BEGIN Information given

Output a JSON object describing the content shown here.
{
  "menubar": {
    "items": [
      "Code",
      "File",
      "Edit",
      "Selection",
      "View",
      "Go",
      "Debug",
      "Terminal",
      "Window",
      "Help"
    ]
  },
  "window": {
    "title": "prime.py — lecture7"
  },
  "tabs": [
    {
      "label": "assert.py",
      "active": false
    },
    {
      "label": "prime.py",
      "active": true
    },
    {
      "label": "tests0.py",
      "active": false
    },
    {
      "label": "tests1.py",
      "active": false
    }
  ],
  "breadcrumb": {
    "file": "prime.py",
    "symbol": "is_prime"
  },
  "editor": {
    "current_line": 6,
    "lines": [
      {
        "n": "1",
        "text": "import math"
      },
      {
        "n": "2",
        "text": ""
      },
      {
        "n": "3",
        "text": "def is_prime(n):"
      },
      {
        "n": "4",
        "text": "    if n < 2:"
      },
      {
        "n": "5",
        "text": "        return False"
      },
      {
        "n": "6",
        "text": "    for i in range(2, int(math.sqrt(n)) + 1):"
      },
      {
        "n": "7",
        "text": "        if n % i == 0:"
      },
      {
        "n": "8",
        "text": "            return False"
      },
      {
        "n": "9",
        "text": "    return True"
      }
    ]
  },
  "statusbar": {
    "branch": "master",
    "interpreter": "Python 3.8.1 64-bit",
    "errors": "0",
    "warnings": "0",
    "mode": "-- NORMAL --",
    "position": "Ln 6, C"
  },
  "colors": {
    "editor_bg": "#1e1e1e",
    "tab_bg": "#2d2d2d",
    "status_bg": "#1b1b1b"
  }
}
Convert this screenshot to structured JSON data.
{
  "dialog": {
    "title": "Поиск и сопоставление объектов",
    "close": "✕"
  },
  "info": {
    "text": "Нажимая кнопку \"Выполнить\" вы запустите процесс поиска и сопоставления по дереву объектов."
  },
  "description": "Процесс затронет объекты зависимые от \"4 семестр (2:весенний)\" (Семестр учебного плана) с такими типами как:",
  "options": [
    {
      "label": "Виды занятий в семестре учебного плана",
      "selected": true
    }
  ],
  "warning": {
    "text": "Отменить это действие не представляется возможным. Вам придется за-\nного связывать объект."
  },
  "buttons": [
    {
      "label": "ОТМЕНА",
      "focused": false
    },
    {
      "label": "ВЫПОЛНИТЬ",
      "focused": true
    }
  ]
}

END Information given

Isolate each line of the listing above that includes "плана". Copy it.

  "description": "Процесс затронет объекты зависимые от \"4 семестр (2:весенний)\" (Семестр учебного плана) с такими типами как:",
      "label": "Виды занятий в семестре учебного плана",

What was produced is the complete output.